Before I left England, a thousand years ago, I was beginning to realise that there is a societal covid brain fog thing going on, whether you had had the damn virus or not. Everyone just getting hazy, crazy etc.
Well, from that baseline, I suppose I should be compassionate towards myself, and 11 days without seeing anyone else (if you don’t count the gowned up swabbers on day 1, 5 and 9, or the Lowry-stick figures on Hindley Street, ten floors below).
Yesterday. Um, so long ago I don’t remember. This time 24 hours ago I was finishing off the daily reading from the Introductory Readings in Anthropology (see blog post here).
Breakfast was early because there was another intake of international arrivals (though the cap is getting halved next week, with implications for a) the medi-hotels and b) me getting outa here in September).

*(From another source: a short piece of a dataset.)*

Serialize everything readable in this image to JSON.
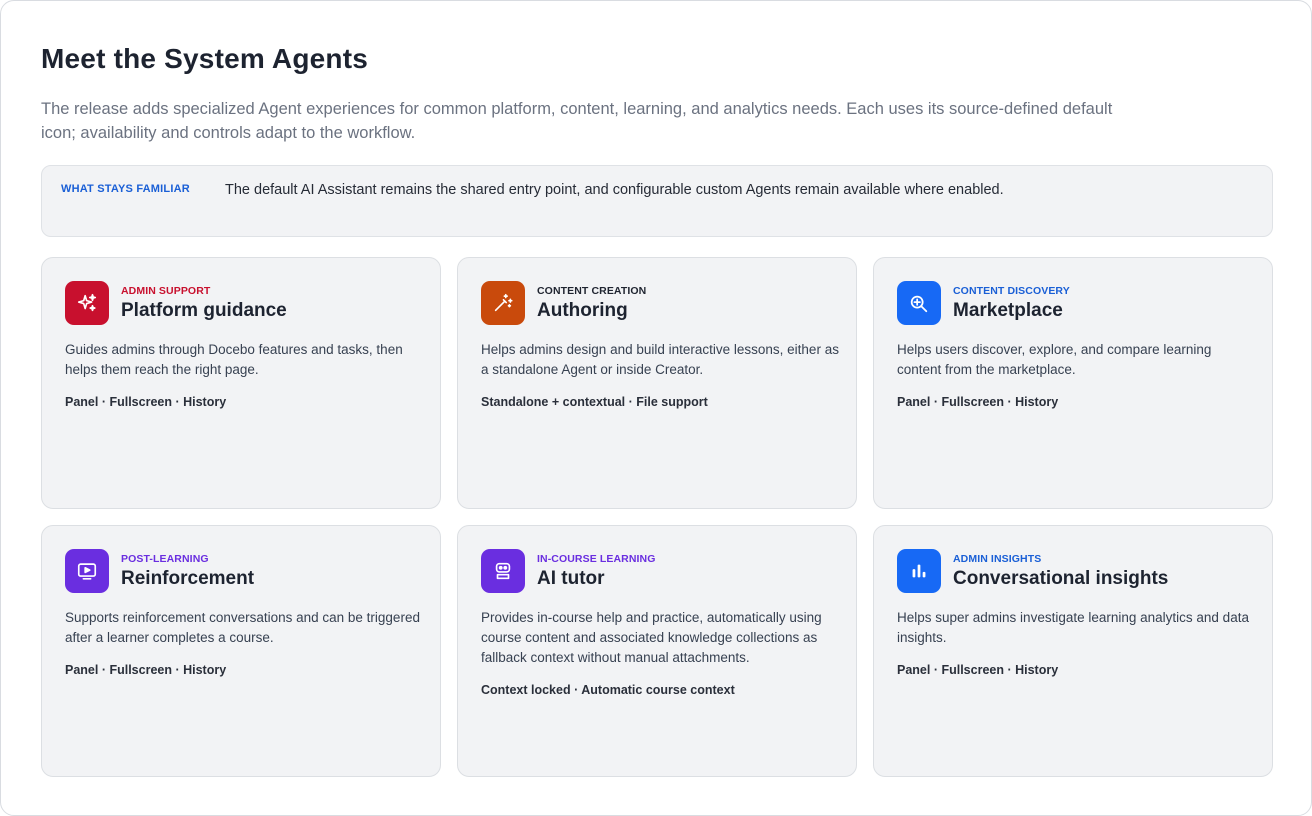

I did the blogging for that post, then a Shut Up and Write with my very good friend Heather Smith. I did some more writing, and a bit of plotting of First Day Out Of Quarantine (involves getting a bike serviced – I’d rather be cycling than riding a bus, just in general, but especially now – and also buying a second hand back pack that can cope with 40kg of bricks and weights).
On that – I am not an idiot (well…) and won’t be trying to go straight back to my old distances and weight amounts (I yomp around Alexandra Park with 35 to 40 kgs of weight). However, I want to build up to that fairly quickly, and I’ve mapped out five different routes (including a monster one down to Glenelg and back the long way) that I want to do fairly regularly in my 67 (plus?) days on the outside, because there is still lard to shed, strength to gain and then maintain.
After lunch I thought I’d try to treat myself to some Crap TV. The Crap TV in question was “Fear is the Key” a 1972 action film based on an Alistair MacLean novel. Nice set-up (guy hears his wife and mate machine-gunned by a plane), then an interminable car chase and… yeah, I lost the will to live.
Sorted out meeting up with a friend this Sunday (we will watch Kurosawa’s epic Ran).
No actual exercise – I’d been wellying it with the theraband and my body said “hey, old man, a day off” and I listened.
Um… chat with Dr Termagant on Zoom.
Um… managed to turn up late to a scheduled zoom (see brain fog above). Thanks to Brian and Jane for their understanding. We are in the final stages of agreeing an Exciting Project (nb what I find Exciting is not a universal thing – your mileage may vary).
Went to bed early, having forgotten to blog, with plan to wake up and watch the tennis and do some overdue Climate Emergency Manchester writing (for the impending “Strawberry Snapshot”).
This I did. Mr Federer kept up his end of the bargain by winning in straight sets (the first one was a bit of an epic). For me he will always be the greatest male tennis player. That’s partly due to the elegance of his play, but also the way he conducts himself, the honesty he brings to his interviews, the bloody-mindedness to his recoveries (two knee surgeries last year). Can he get to the final? Can he beat the likely other finalist? Probably not, which is a pity but a) never say never and b) the effort is worth it.
Many years ago I read an Alistair MacLean novel, “The Trustee From the Toolroom”; one of the best I have ever read!
Isn’t that a Nevil Shute? Now he was great!
That just shows my memory is rubbish; you are quite right, memory jogged, it was Nevil Shute!